EU chiefs arrive in Brussels about 2 p.m. today to put the finishing touches on a German-led deficit-control treaty and endorse the statutes of a 500 billion-euro ($661 billion) rescue fund to be set up this year. Greece and its private creditors said Jan. 28 they expect to complete a deal in coming days after bondholders signaled they would accept European government demands for a bigger cut in their debt holdings.
Uh huh. That’s not the problem. The problem is that Germany is screaming that Greece must surrender its national sovereignty in order to continue to receive “help”, effectively becoming a vassal state of Germany.
In the meantime Sarkozy says he’s going to unilaterally impose a financial transactions tax. One wonders how he’s going to pull that off, given that I don’t think France re-installed a King. Or did they?
Here in the US we still won’t face reality — although it’s at least being talked about in the media now.
The level of debt held now by governments, the financial industry and especially consumers remains a greater drag on the U.S. than in 1983, Reinhart said Jan. 27 in a radio interview from Davos on “Bloomberg Surveillance” with Tom Keene and Ken Prewitt. In the third quarter of 2011, total household debt was 86 percent of GDP, compared with 47 percent in the third quarter of 1983, according to the U.S. Commerce Department.
“The capacity for households to carry on to be the engine of growth that they have been in past recoveries is simply not there,” said Reinhart, a senior fellow at the Peterson Institute for International Economics in Washington.
Until this is recognized and we adjust for it we cannot have the sort of “recovery” everyone wants to see. That is, we never hit the bottom, we never purged the bad debt, and we never set the stage for a “recovery”, instead covering up the problems with more debt and fraud.
In the final three months of 1983, average after-tax personal income had risen 4.2 percent from a year earlier, adjusted for inflation, according to the Commerce Department. In the final quarter of last year, it had dropped 0.8 percent.
Now now, let’s stop the intentional misuse of statistics there Bloomberg, and instead look at what we had just started doing back in 1983….
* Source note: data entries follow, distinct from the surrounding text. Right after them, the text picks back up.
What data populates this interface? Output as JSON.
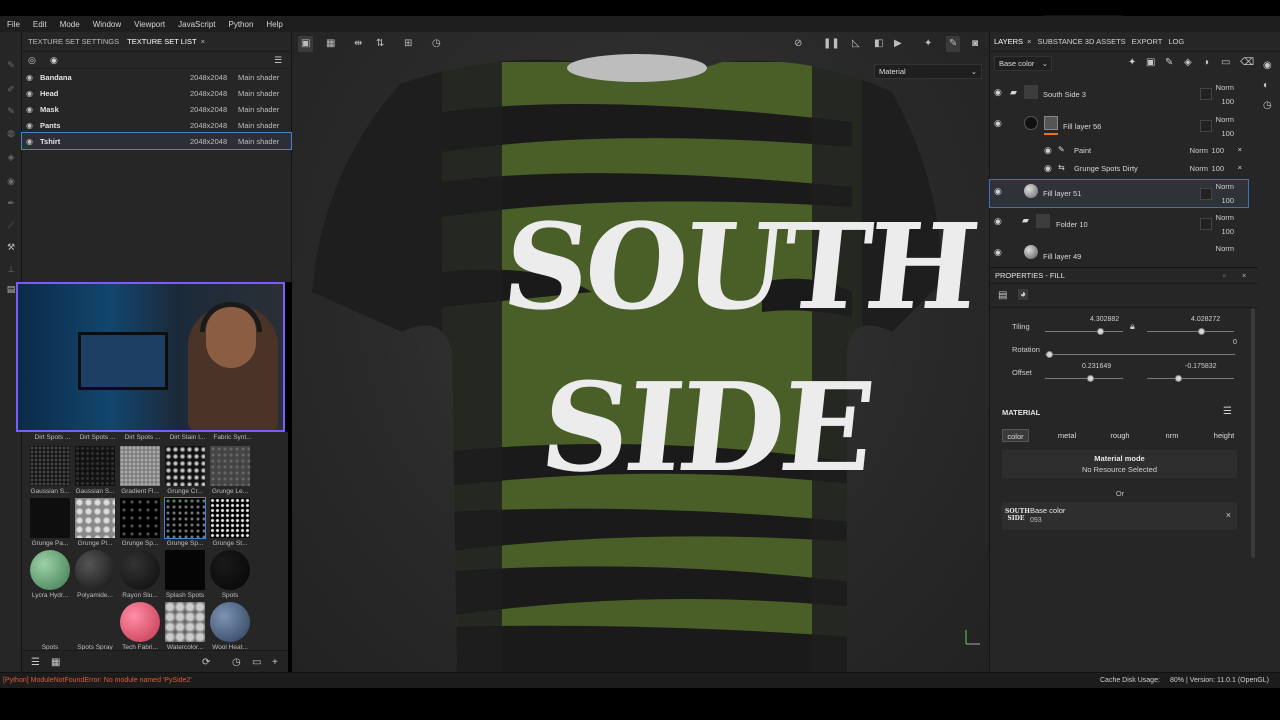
{
  "menu": [
    "File",
    "Edit",
    "Mode",
    "Window",
    "Viewport",
    "JavaScript",
    "Python",
    "Help"
  ],
  "texture_set_panel": {
    "tabs": [
      "TEXTURE SET SETTINGS",
      "TEXTURE SET LIST"
    ],
    "close": "×",
    "rows": [
      {
        "name": "Bandana",
        "resolution": "2048x2048",
        "shader": "Main shader"
      },
      {
        "name": "Head",
        "resolution": "2048x2048",
        "shader": "Main shader"
      },
      {
        "name": "Mask",
        "resolution": "2048x2048",
        "shader": "Main shader"
      },
      {
        "name": "Pants",
        "resolution": "2048x2048",
        "shader": "Main shader"
      },
      {
        "name": "Tshirt",
        "resolution": "2048x2048",
        "shader": "Main shader"
      }
    ]
  },
  "shelf": {
    "top_labels": [
      "Dirt Spots ...",
      "Dirt Spots ...",
      "Dirt Spots ...",
      "Dirt Stain I...",
      "Fabric Synt..."
    ],
    "items": [
      {
        "label": "Gaussian S..."
      },
      {
        "label": "Gaussian S..."
      },
      {
        "label": "Gradient Fl..."
      },
      {
        "label": "Grunge Cr..."
      },
      {
        "label": "Grunge Le..."
      },
      {
        "label": "Grunge Pa..."
      },
      {
        "label": "Grunge Pl..."
      },
      {
        "label": "Grunge Sp..."
      },
      {
        "label": "Grunge Sp..."
      },
      {
        "label": "Grunge St..."
      },
      {
        "label": "Lycra Hydr..."
      },
      {
        "label": "Polyamide..."
      },
      {
        "label": "Rayon Slu..."
      },
      {
        "label": "Splash Spots"
      },
      {
        "label": "Spots"
      },
      {
        "label": "Spots"
      },
      {
        "label": "Spots Spray"
      },
      {
        "label": "Tech Fabri..."
      },
      {
        "label": "Watercolor..."
      },
      {
        "label": "Wool Heat..."
      }
    ]
  },
  "viewport": {
    "material_select": "Material",
    "shirt_text_line1": "SOUTH",
    "shirt_text_line2": "SIDE"
  },
  "layers_panel": {
    "tabs": [
      "LAYERS",
      "SUBSTANCE 3D ASSETS",
      "EXPORT",
      "LOG"
    ],
    "close": "×",
    "channel": "Base color",
    "layers": [
      {
        "name": "South Side 3",
        "blend": "Norm",
        "opacity": "100"
      },
      {
        "name": "Fill layer 56",
        "blend": "Norm",
        "opacity": "100"
      },
      {
        "name": "Paint",
        "blend": "Norm",
        "opacity": "100"
      },
      {
        "name": "Grunge Spots Dirty",
        "blend": "Norm",
        "opacity": "100"
      },
      {
        "name": "Fill layer 51",
        "blend": "Norm",
        "opacity": "100"
      },
      {
        "name": "Folder 10",
        "blend": "Norm",
        "opacity": "100"
      },
      {
        "name": "Fill layer 49",
        "blend": "Norm",
        "opacity": ""
      }
    ]
  },
  "properties": {
    "title": "PROPERTIES - FILL",
    "tiling_label": "Tiling",
    "tiling_u": "4.302882",
    "tiling_v": "4.028272",
    "rotation_label": "Rotation",
    "rotation_value": "0",
    "offset_label": "Offset",
    "offset_u": "0.231649",
    "offset_v": "-0.175832",
    "material_section": "MATERIAL",
    "channels": [
      "color",
      "metal",
      "rough",
      "nrm",
      "height"
    ],
    "material_mode_title": "Material mode",
    "material_mode_sub": "No Resource Selected",
    "or": "Or",
    "resource_name": "Base color",
    "resource_sub": "093",
    "resource_logo_l1": "SOUTH",
    "resource_logo_l2": "SIDE"
  },
  "statusbar": {
    "error": "[Python] ModuleNotFoundError: No module named 'PySide2'",
    "cache": "Cache Disk Usage:",
    "version": "80% | Version: 11.0.1 (OpenGL)"
  },
  "colors": {
    "panel": "#262626",
    "accent_blue": "#4a7fd6",
    "error_red": "#e05a3a",
    "shirt_green": "#4a5e28"
  }
}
So did personal income actually rise? Hmmmm…. we added, in 1983, a bit more than $100 billion in GDP. But we also added $176 billion in debt, which means we were borrowing the so-called “increase” in after-tax personal income, we were not earning it. Indeed, here’s the debt and GDP addition numbers for the quarters from 1981 through 1989:
|Quarter||New Debt||New GDP|
We didn’t grow at all — we borrowed from roughly 2x to nearly 5x the increase in output each and every quarter during Reagan’s so-called “recovery”!
This is the fundamental scam that we have run for the last 30 years and we’re still not talking about it honestly! Until we do and we reconcile the overblown asset prices and costs that go into both business and personal life that have come with this debt there can be no durable recovery — only further attempts to blow more Ponzi-style bubbles.
The problem is that in order to blow another asset bubble you need to find an asset where leverage is reasonably low and can be cranked up so as to support it, at least for a while.
But we seem to be all out of those unencumbered assets……